Rafale papers missing, govt tells SC; plans action against newspapers for publishing files

The government on Wednesday informed the Supreme Court that documents related to the Rafale fighter jet deal were stolen from the defence ministry, possibly for publication, and that newspapers that published those files may have violated the Official Secrets Act.

Presenting the government’s views on an opposition-sponsored petition for a review of the earlier Supreme Court order on the Rafale fighter jet deal, attorney general KK Venugopal also indicated that action may be taken against two newspapers, including The Hindu, for publication of those documents.
A three-judge bench of the Supreme Court comprising CJI Ranjan Gogoi, Justice SK Kaul and Justice KM Joseph today started hearing on a review petition in the Rafale matter filed by opposition parties.
The apex court had, in December last year, turned down petitions seeking an investigation into the aircraft deal, saying that there was no “occasion to really doubt” the government’s decision-making process. Opposition has since aroused controversies over a number of facts presented in the judgement as well as new developments reported by the media.
Senior advocate and review petitioner Prashant Bhushan said the apex court had unknowingly relied on “erroneous facts” while delivering its earlier judgement and that new documents, in the form of news reports published in The Hindu, should now be taken on record.
Attorney General KK Venugopal then informed the court that the documents relied upon by the petitioners and The Hindu were stolen from the defence ministry and that the centre was contemplating a probe under the Official Secrets Act.
“I have an objection! These documents were stolen from the defence ministry by some former employee and the investigation is ongoing. These documents are marked secret and were published by two newspapers…this is an offence under the Official Secrets Act. We would be launching prosecution”, LiveLaw quoted Venugopal as saying. 
The attorney general is also reported to have told the court that action may be taken against two newspapers which published documents regarding the Rafale negotiations and its pricing, and that action was also warranted against the senior counsel who relied on it.
Today also The Hindu published something. This by itself is contempt of court, the Attorney General submitted. The strategy is to put out a news item the day before the hearing so as to influence the hearing, he added. 
I am suggesting that the newspaper is guilty under IPC for theft and under Official secrets Act for accessing privileged documents.
Review petition and perjury petition are liable to be dismissed on that ground alone, Venugopal submitted. 
In response to this, CJI Gogoi noted that the first publication of the Rafale file notings was done on 8 February.
“What have you done till now? You say the papers were stolen, what have you done?” the CJI asked. To which the attorney general responded that he will find out.
After breaking for lunch, the back-and-forth between Venugopal and the bench continued, centering around the admissibility of documents that had been obtained through illegal means.
In a hypothetical example, CJI Gogoi highlighted that if an accused stole a document to prove his innocence, it should be admitted in court.
“An accused is having difficulty in proving his innocence. He steals a document and shows it to judge. The document clearly shows he is innocent.
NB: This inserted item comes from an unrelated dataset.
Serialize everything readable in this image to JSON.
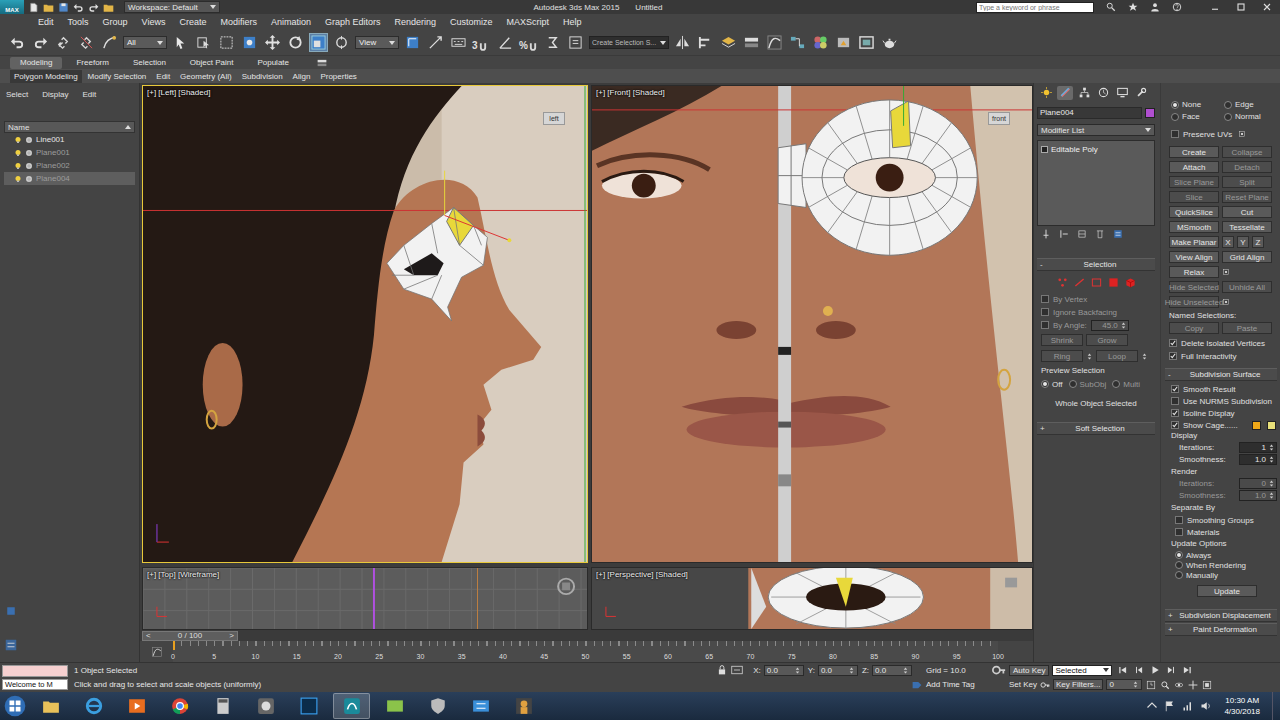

Should the judge not admit the document,” the Chief Justice asked.
The attorney general, however, replied that once the document is a “subject matter of criminality”, the court should “not look into it”.
Original documents with The Hindu and ANI are purloined docs and the others published/used from these stolen docs, the AG said.
SC asked the AG whether the head of department in MoD can file an affidavit that documents used by paper and agency are stolen. The AG agreed to do so by Thursday.